What this task involves
In the listing that follows, how many lines contain the string "button"? Provide only the number.

Provided records
========

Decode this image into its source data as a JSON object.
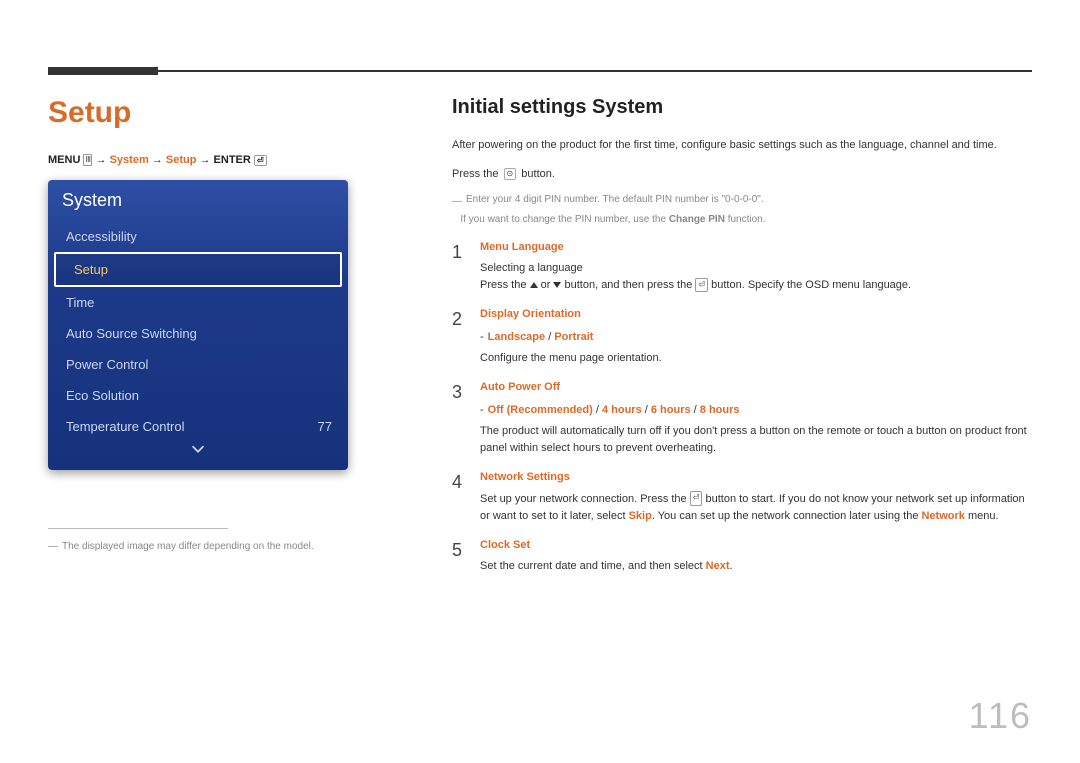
{
  "page_number": "116",
  "left": {
    "title": "Setup",
    "breadcrumb": {
      "prefix": "MENU",
      "menu_icon": "Ⅲ",
      "arrow": " → ",
      "p1": "System",
      "p2": "Setup",
      "suffix": "ENTER",
      "enter_icon": "⏎"
    },
    "menu": {
      "header": "System",
      "items": [
        {
          "label": "Accessibility",
          "value": "",
          "selected": false
        },
        {
          "label": "Setup",
          "value": "",
          "selected": true
        },
        {
          "label": "Time",
          "value": "",
          "selected": false
        },
        {
          "label": "Auto Source Switching",
          "value": "",
          "selected": false
        },
        {
          "label": "Power Control",
          "value": "",
          "selected": false
        },
        {
          "label": "Eco Solution",
          "value": "",
          "selected": false
        },
        {
          "label": "Temperature Control",
          "value": "77",
          "selected": false
        }
      ]
    },
    "footnote": "The displayed image may differ depending on the model."
  },
  "right": {
    "heading": "Initial settings System",
    "intro1": "After powering on the product for the first time, configure basic settings such as the language, channel and time.",
    "intro2a": "Press the ",
    "intro2_icon": "⊙",
    "intro2b": " button.",
    "pin_note1": "Enter your 4 digit PIN number. The default PIN number is \"0-0-0-0\".",
    "pin_note2a": "If you want to change the PIN number, use the ",
    "pin_note2b": "Change PIN",
    "pin_note2c": " function.",
    "steps": [
      {
        "num": "1",
        "title": "Menu Language",
        "body_plain1": "Selecting a language",
        "body2a": "Press the ",
        "body2b": " or ",
        "body2c": " button, and then press the ",
        "body2d": " button. Specify the OSD menu language."
      },
      {
        "num": "2",
        "title": "Display Orientation",
        "sub_a": "Landscape",
        "sub_sep": " / ",
        "sub_b": "Portrait",
        "body_plain1": "Configure the menu page orientation."
      },
      {
        "num": "3",
        "title": "Auto Power Off",
        "sub_a": "Off (Recommended)",
        "sub_sep": " / ",
        "sub_b": "4 hours",
        "sub_c": "6 hours",
        "sub_d": "8 hours",
        "body_plain1": "The product will automatically turn off if you don't press a button on the remote or touch a button on product front panel within select hours to prevent overheating."
      },
      {
        "num": "4",
        "title": "Network Settings",
        "body4a": "Set up your network connection. Press the ",
        "body4b": " button to start. If you do not know your network set up information or want to set to it later, select ",
        "body4_skip": "Skip",
        "body4c": ". You can set up the network connection later using the ",
        "body4_net": "Network",
        "body4d": " menu."
      },
      {
        "num": "5",
        "title": "Clock Set",
        "body5a": "Set the current date and time, and then select ",
        "body5_next": "Next",
        "body5b": "."
      }
    ]
  }
}
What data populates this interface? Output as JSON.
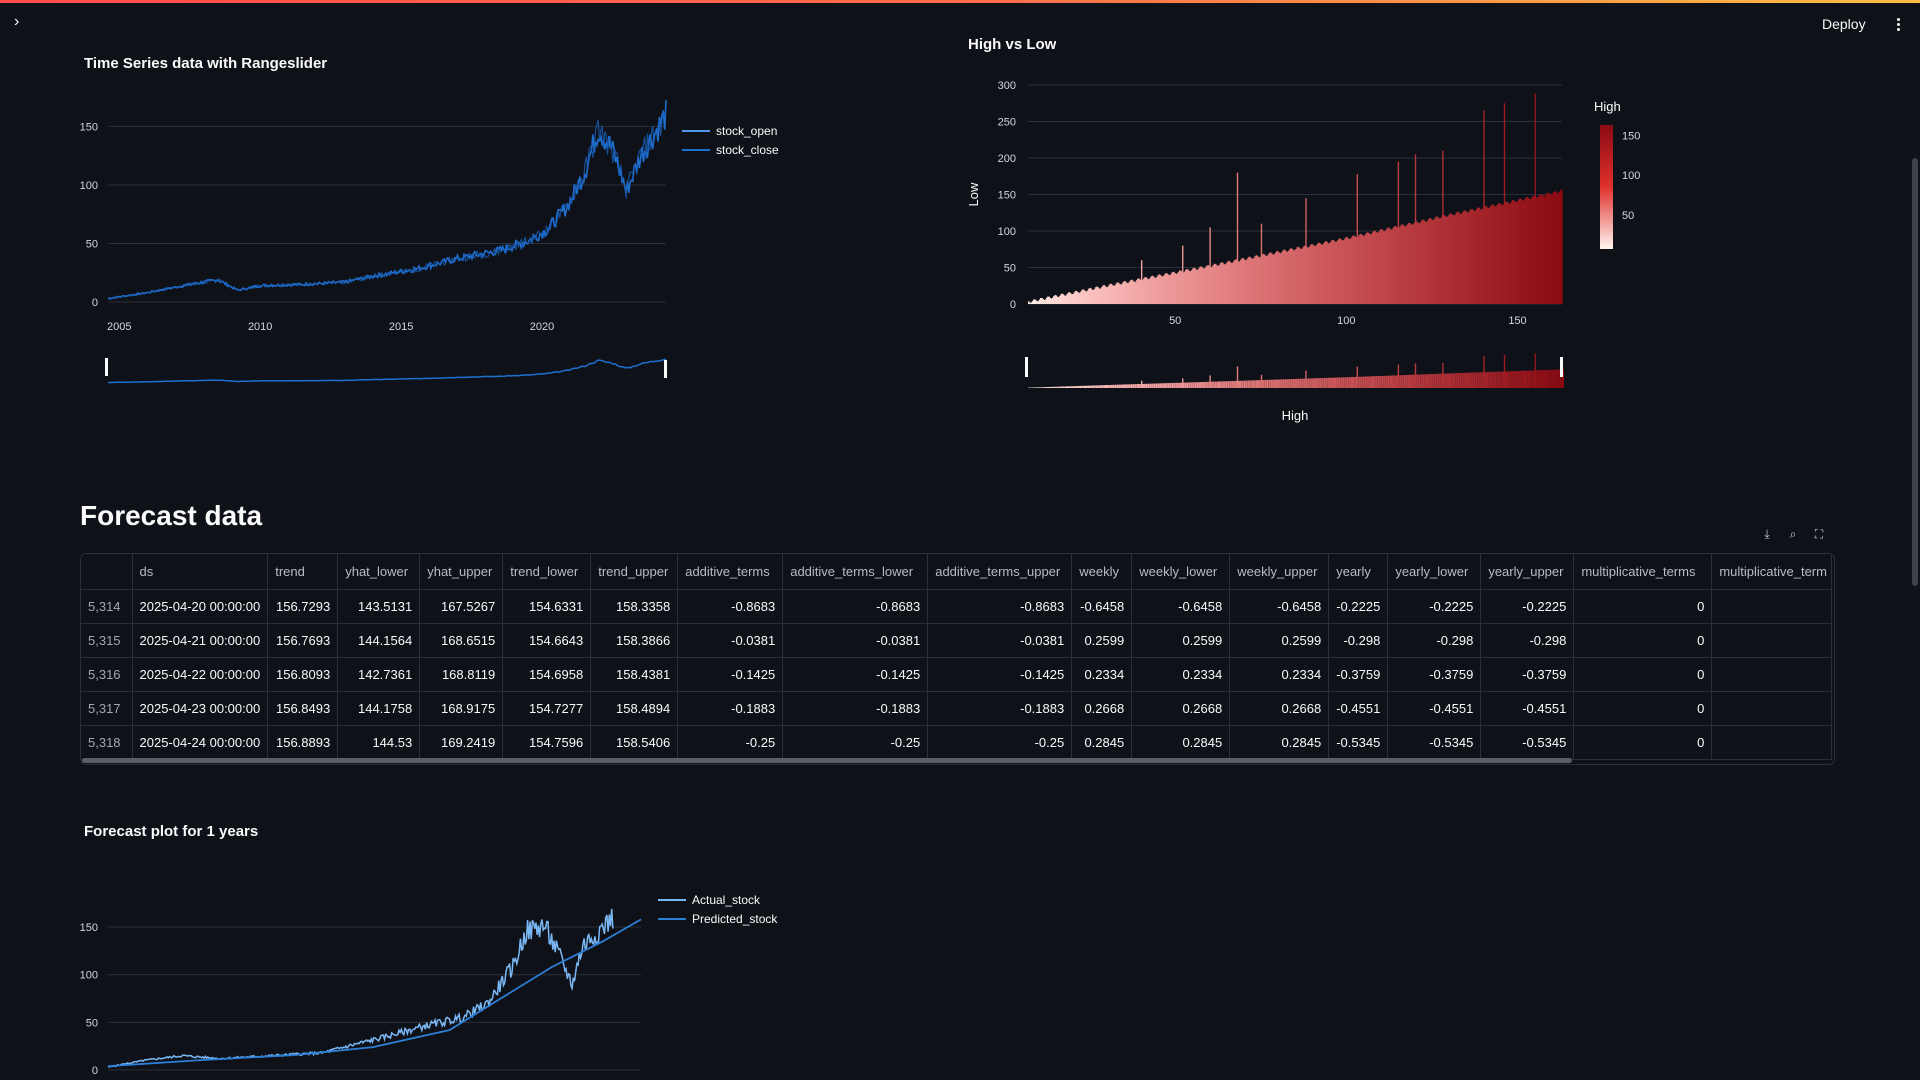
{
  "header": {
    "deploy_label": "Deploy"
  },
  "sections": {
    "ts_title": "Time Series data with Rangeslider",
    "hl_title": "High vs Low",
    "forecast_data_title": "Forecast data",
    "forecast_plot_title": "Forecast plot for 1 years"
  },
  "colors": {
    "accent_blue": "#1f6fd0",
    "light_blue": "#7ab8f5",
    "bg": "#0e1117",
    "red_dark": "#8b0a12",
    "red_light": "#fff5f0"
  },
  "icons": {
    "expand": "chevron-right-icon",
    "menu": "kebab-menu-icon",
    "download": "download-icon",
    "search": "search-icon",
    "fullscreen": "fullscreen-icon"
  },
  "table": {
    "columns": [
      "",
      "ds",
      "trend",
      "yhat_lower",
      "yhat_upper",
      "trend_lower",
      "trend_upper",
      "additive_terms",
      "additive_terms_lower",
      "additive_terms_upper",
      "weekly",
      "weekly_lower",
      "weekly_upper",
      "yearly",
      "yearly_lower",
      "yearly_upper",
      "multiplicative_terms",
      "multiplicative_term"
    ],
    "rows": [
      [
        "5,314",
        "2025-04-20 00:00:00",
        "156.7293",
        "143.5131",
        "167.5267",
        "154.6331",
        "158.3358",
        "-0.8683",
        "-0.8683",
        "-0.8683",
        "-0.6458",
        "-0.6458",
        "-0.6458",
        "-0.2225",
        "-0.2225",
        "-0.2225",
        "0",
        ""
      ],
      [
        "5,315",
        "2025-04-21 00:00:00",
        "156.7693",
        "144.1564",
        "168.6515",
        "154.6643",
        "158.3866",
        "-0.0381",
        "-0.0381",
        "-0.0381",
        "0.2599",
        "0.2599",
        "0.2599",
        "-0.298",
        "-0.298",
        "-0.298",
        "0",
        ""
      ],
      [
        "5,316",
        "2025-04-22 00:00:00",
        "156.8093",
        "142.7361",
        "168.8119",
        "154.6958",
        "158.4381",
        "-0.1425",
        "-0.1425",
        "-0.1425",
        "0.2334",
        "0.2334",
        "0.2334",
        "-0.3759",
        "-0.3759",
        "-0.3759",
        "0",
        ""
      ],
      [
        "5,317",
        "2025-04-23 00:00:00",
        "156.8493",
        "144.1758",
        "168.9175",
        "154.7277",
        "158.4894",
        "-0.1883",
        "-0.1883",
        "-0.1883",
        "0.2668",
        "0.2668",
        "0.2668",
        "-0.4551",
        "-0.4551",
        "-0.4551",
        "0",
        ""
      ],
      [
        "5,318",
        "2025-04-24 00:00:00",
        "156.8893",
        "144.53",
        "169.2419",
        "154.7596",
        "158.5406",
        "-0.25",
        "-0.25",
        "-0.25",
        "0.2845",
        "0.2845",
        "0.2845",
        "-0.5345",
        "-0.5345",
        "-0.5345",
        "0",
        ""
      ]
    ]
  },
  "chart_data": [
    {
      "type": "line",
      "title": "Time Series data with Rangeslider",
      "x_ticks": [
        "2005",
        "2010",
        "2015",
        "2020"
      ],
      "y_ticks": [
        "0",
        "50",
        "100",
        "150"
      ],
      "ylim": [
        0,
        170
      ],
      "xlim": [
        2004.6,
        2024.4
      ],
      "series": [
        {
          "name": "stock_open"
        },
        {
          "name": "stock_close"
        }
      ],
      "x": [
        2004.6,
        2006,
        2007.5,
        2008.5,
        2009.2,
        2010,
        2011.5,
        2013,
        2014,
        2015.5,
        2017,
        2018.5,
        2019.5,
        2020.2,
        2020.9,
        2021.5,
        2022,
        2022.5,
        2023,
        2023.5,
        2024.4
      ],
      "y": [
        3,
        8,
        15,
        19,
        10,
        14,
        15,
        17,
        22,
        28,
        37,
        44,
        52,
        62,
        82,
        110,
        148,
        130,
        95,
        125,
        160
      ],
      "legend": "top-right",
      "rangeslider": true
    },
    {
      "type": "bar",
      "title": "High vs Low",
      "xlabel": "High",
      "ylabel": "Low",
      "x_ticks": [
        "50",
        "100",
        "150"
      ],
      "y_ticks": [
        "0",
        "50",
        "100",
        "150",
        "200",
        "250",
        "300"
      ],
      "xlim": [
        7,
        163
      ],
      "ylim": [
        0,
        300
      ],
      "colorbar": {
        "title": "High",
        "ticks": [
          "50",
          "100",
          "150"
        ]
      },
      "baseline_points": [
        [
          7,
          3
        ],
        [
          30,
          25
        ],
        [
          60,
          52
        ],
        [
          100,
          90
        ],
        [
          130,
          122
        ],
        [
          163,
          155
        ]
      ],
      "spikes": [
        [
          40,
          60
        ],
        [
          52,
          80
        ],
        [
          60,
          105
        ],
        [
          68,
          180
        ],
        [
          75,
          110
        ],
        [
          88,
          145
        ],
        [
          103,
          178
        ],
        [
          115,
          195
        ],
        [
          120,
          205
        ],
        [
          128,
          210
        ],
        [
          140,
          265
        ],
        [
          146,
          275
        ],
        [
          155,
          288
        ]
      ],
      "rangeslider": true
    },
    {
      "type": "line",
      "title": "Forecast plot for 1 years",
      "y_ticks": [
        "0",
        "50",
        "100",
        "150"
      ],
      "ylim": [
        0,
        170
      ],
      "xlim": [
        2004.6,
        2025.5
      ],
      "series": [
        {
          "name": "Actual_stock",
          "x": [
            2004.6,
            2006,
            2007.5,
            2009,
            2011,
            2013,
            2014,
            2015.5,
            2017,
            2018.5,
            2019.5,
            2020.5,
            2021,
            2021.7,
            2022.3,
            2022.8,
            2023.2,
            2023.8,
            2024.4
          ],
          "y": [
            3,
            10,
            15,
            12,
            15,
            18,
            25,
            35,
            46,
            55,
            70,
            110,
            145,
            152,
            120,
            90,
            130,
            145,
            160
          ]
        },
        {
          "name": "Predicted_stock",
          "x": [
            2004.6,
            2008,
            2012,
            2015,
            2018,
            2020,
            2022,
            2024,
            2025.5
          ],
          "y": [
            4,
            10,
            16,
            24,
            42,
            75,
            108,
            135,
            158
          ]
        }
      ],
      "legend": "top-right"
    }
  ]
}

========

Result
5